• REQUIREMENT: Print out the data that follows exactly, character for character, apart from the pictures.

[Items from an interface collection]
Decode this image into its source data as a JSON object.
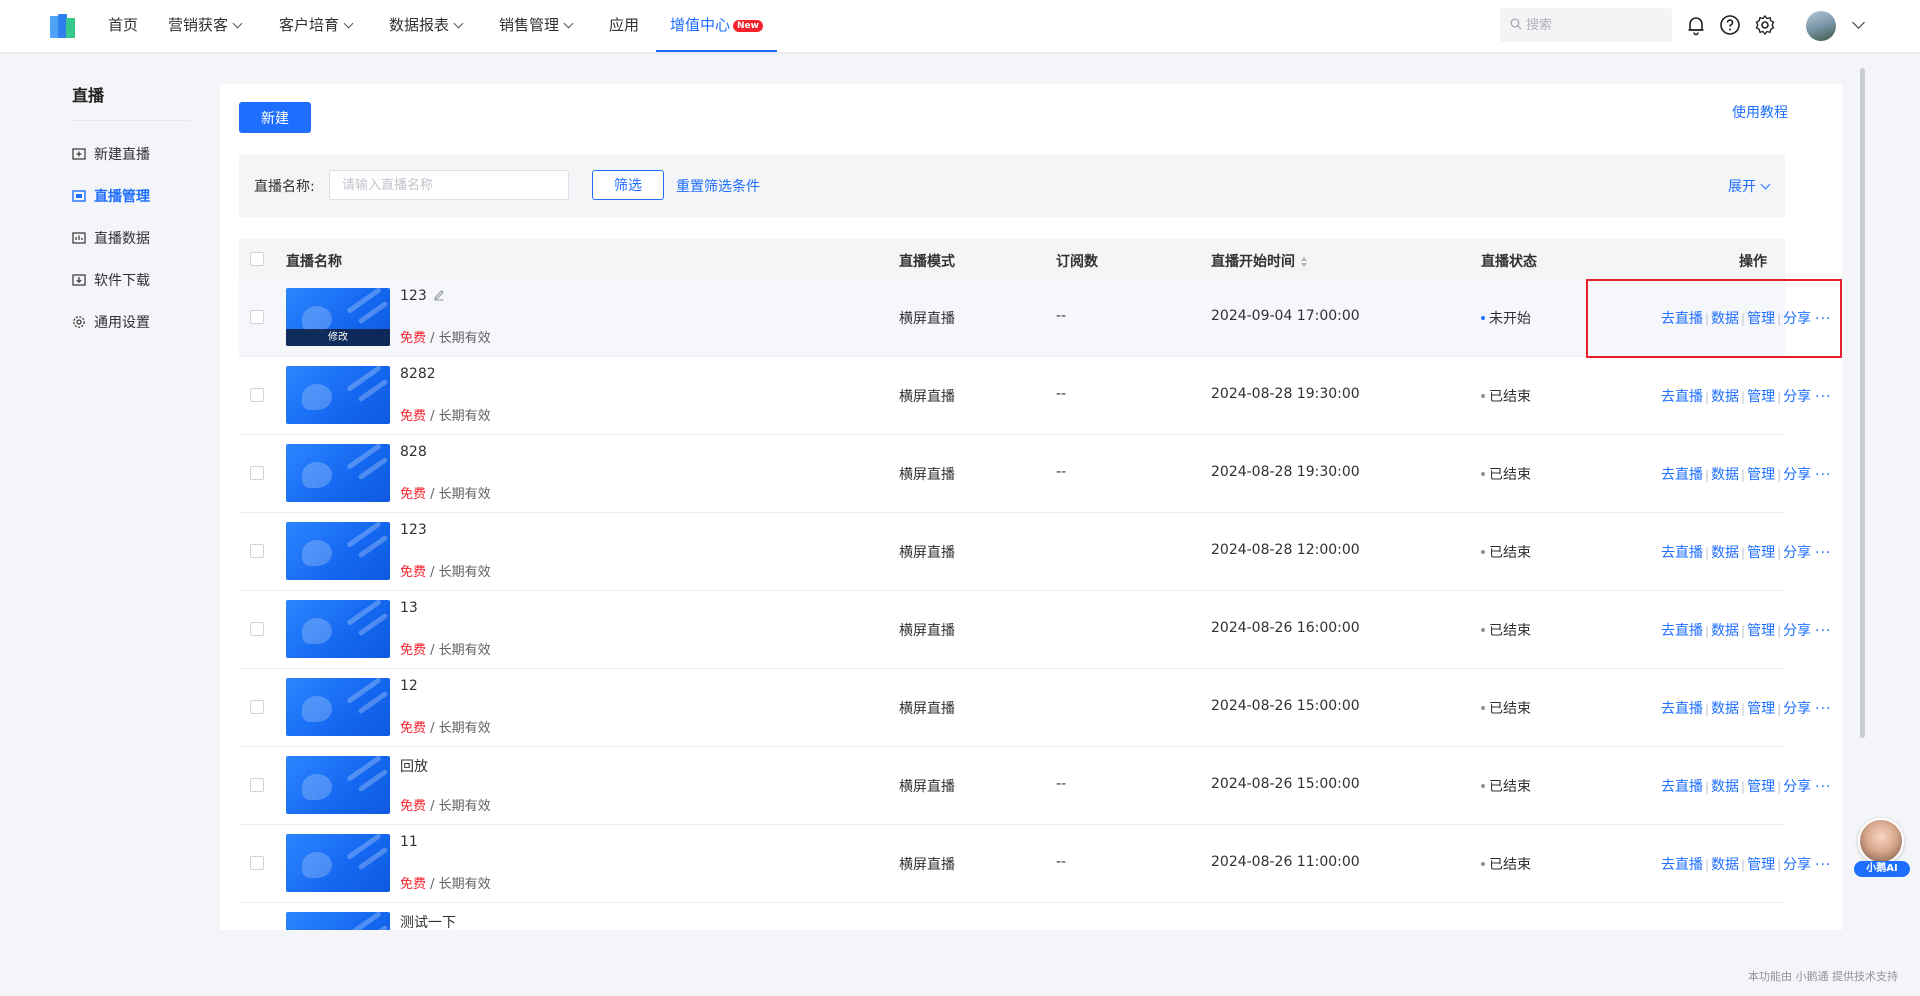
{
  "nav": {
    "items": [
      "首页",
      "营销获客",
      "客户培育",
      "数据报表",
      "销售管理",
      "应用",
      "增值中心"
    ],
    "new_badge": "New",
    "search_placeholder": "搜索"
  },
  "sidebar": {
    "title": "直播",
    "items": [
      "新建直播",
      "直播管理",
      "直播数据",
      "软件下载",
      "通用设置"
    ]
  },
  "toolbar": {
    "new_label": "新建",
    "tutorial_label": "使用教程"
  },
  "filter": {
    "label": "直播名称:",
    "placeholder": "请输入直播名称",
    "filter_label": "筛选",
    "reset_label": "重置筛选条件",
    "expand_label": "展开"
  },
  "table": {
    "headers": [
      "直播名称",
      "直播模式",
      "订阅数",
      "直播开始时间",
      "直播状态",
      "操作"
    ],
    "thumb_edit_label": "修改",
    "price_free": "免费",
    "price_sep": " / ",
    "price_valid": "长期有效",
    "actions": [
      "去直播",
      "数据",
      "管理",
      "分享",
      "···"
    ],
    "rows": [
      {
        "name": "123",
        "mode": "横屏直播",
        "subs": "--",
        "start": "2024-09-04 17:00:00",
        "status": "未开始"
      },
      {
        "name": "8282",
        "mode": "横屏直播",
        "subs": "--",
        "start": "2024-08-28 19:30:00",
        "status": "已结束"
      },
      {
        "name": "828",
        "mode": "横屏直播",
        "subs": "--",
        "start": "2024-08-28 19:30:00",
        "status": "已结束"
      },
      {
        "name": "123",
        "mode": "横屏直播",
        "subs": "",
        "start": "2024-08-28 12:00:00",
        "status": "已结束"
      },
      {
        "name": "13",
        "mode": "横屏直播",
        "subs": "",
        "start": "2024-08-26 16:00:00",
        "status": "已结束"
      },
      {
        "name": "12",
        "mode": "横屏直播",
        "subs": "",
        "start": "2024-08-26 15:00:00",
        "status": "已结束"
      },
      {
        "name": "回放",
        "mode": "横屏直播",
        "subs": "--",
        "start": "2024-08-26 15:00:00",
        "status": "已结束"
      },
      {
        "name": "11",
        "mode": "横屏直播",
        "subs": "--",
        "start": "2024-08-26 11:00:00",
        "status": "已结束"
      },
      {
        "name": "测试一下",
        "mode": "",
        "subs": "",
        "start": "",
        "status": ""
      }
    ]
  },
  "assistant": {
    "label": "小鹅AI"
  },
  "footer": {
    "note": "本功能由 小鹅通 提供技术支持"
  },
  "colors": {
    "accent": "#1e6fff",
    "free_price": "#f5222d",
    "highlight_box": "#e8202e"
  }
}
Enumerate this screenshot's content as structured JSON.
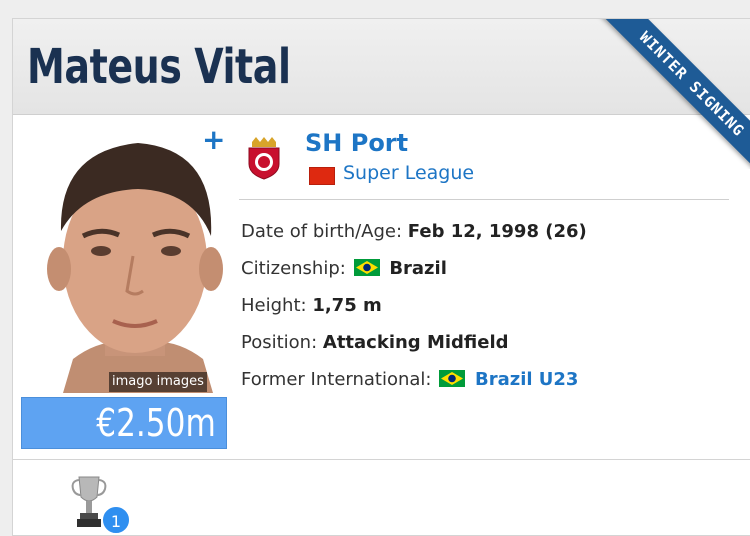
{
  "header": {
    "player_name": "Mateus Vital",
    "ribbon_label": "WINTER SIGNING"
  },
  "profile": {
    "photo_credit": "imago images",
    "add_label": "+",
    "market_value": "€2.50m"
  },
  "club": {
    "name": "SH Port",
    "league": "Super League",
    "league_flag": "china-flag-icon"
  },
  "info": {
    "dob_label": "Date of birth/Age:",
    "dob_value": "Feb 12, 1998 (26)",
    "citizenship_label": "Citizenship:",
    "citizenship_value": "Brazil",
    "height_label": "Height:",
    "height_value": "1,75 m",
    "position_label": "Position:",
    "position_value": "Attacking Midfield",
    "former_intl_label": "Former International:",
    "former_intl_value": "Brazil U23"
  },
  "achievements": {
    "trophy_icon": "trophy-icon",
    "count": "1"
  },
  "colors": {
    "title": "#1a3151",
    "link": "#1d75c5",
    "ribbon": "#1e5b96",
    "market_value_bg": "#5ea3f2"
  }
}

• EXERCISE RESPONSE:
Decode this image into its source data as a JSON object.
{
  "nav": {
    "items": [
      "首页",
      "营销获客",
      "客户培育",
      "数据报表",
      "销售管理",
      "应用",
      "增值中心"
    ],
    "new_badge": "New",
    "search_placeholder": "搜索"
  },
  "sidebar": {
    "title": "直播",
    "items": [
      "新建直播",
      "直播管理",
      "直播数据",
      "软件下载",
      "通用设置"
    ]
  },
  "toolbar": {
    "new_label": "新建",
    "tutorial_label": "使用教程"
  },
  "filter": {
    "label": "直播名称:",
    "placeholder": "请输入直播名称",
    "filter_label": "筛选",
    "reset_label": "重置筛选条件",
    "expand_label": "展开"
  },
  "table": {
    "headers": [
      "直播名称",
      "直播模式",
      "订阅数",
      "直播开始时间",
      "直播状态",
      "操作"
    ],
    "thumb_edit_label": "修改",
    "price_free": "免费",
    "price_sep": " / ",
    "price_valid": "长期有效",
    "actions": [
      "去直播",
      "数据",
      "管理",
      "分享",
      "···"
    ],
    "rows": [
      {
        "name": "123",
        "mode": "横屏直播",
        "subs": "--",
        "start": "2024-09-04 17:00:00",
        "status": "未开始"
      },
      {
        "name": "8282",
        "mode": "横屏直播",
        "subs": "--",
        "start": "2024-08-28 19:30:00",
        "status": "已结束"
      },
      {
        "name": "828",
        "mode": "横屏直播",
        "subs": "--",
        "start": "2024-08-28 19:30:00",
        "status": "已结束"
      },
      {
        "name": "123",
        "mode": "横屏直播",
        "subs": "",
        "start": "2024-08-28 12:00:00",
        "status": "已结束"
      },
      {
        "name": "13",
        "mode": "横屏直播",
        "subs": "",
        "start": "2024-08-26 16:00:00",
        "status": "已结束"
      },
      {
        "name": "12",
        "mode": "横屏直播",
        "subs": "",
        "start": "2024-08-26 15:00:00",
        "status": "已结束"
      },
      {
        "name": "回放",
        "mode": "横屏直播",
        "subs": "--",
        "start": "2024-08-26 15:00:00",
        "status": "已结束"
      },
      {
        "name": "11",
        "mode": "横屏直播",
        "subs": "--",
        "start": "2024-08-26 11:00:00",
        "status": "已结束"
      },
      {
        "name": "测试一下",
        "mode": "",
        "subs": "",
        "start": "",
        "status": ""
      }
    ]
  },
  "assistant": {
    "label": "小鹅AI"
  },
  "footer": {
    "note": "本功能由 小鹅通 提供技术支持"
  },
  "colors": {
    "accent": "#1e6fff",
    "free_price": "#f5222d",
    "highlight_box": "#e8202e"
  }
}
Enumerate this screenshot's content as structured JSON.
{
  "header": {
    "player_name": "Mateus Vital",
    "ribbon_label": "WINTER SIGNING"
  },
  "profile": {
    "photo_credit": "imago images",
    "add_label": "+",
    "market_value": "€2.50m"
  },
  "club": {
    "name": "SH Port",
    "league": "Super League",
    "league_flag": "china-flag-icon"
  },
  "info": {
    "dob_label": "Date of birth/Age:",
    "dob_value": "Feb 12, 1998 (26)",
    "citizenship_label": "Citizenship:",
    "citizenship_value": "Brazil",
    "height_label": "Height:",
    "height_value": "1,75 m",
    "position_label": "Position:",
    "position_value": "Attacking Midfield",
    "former_intl_label": "Former International:",
    "former_intl_value": "Brazil U23"
  },
  "achievements": {
    "trophy_icon": "trophy-icon",
    "count": "1"
  },
  "colors": {
    "title": "#1a3151",
    "link": "#1d75c5",
    "ribbon": "#1e5b96",
    "market_value_bg": "#5ea3f2"
  }
}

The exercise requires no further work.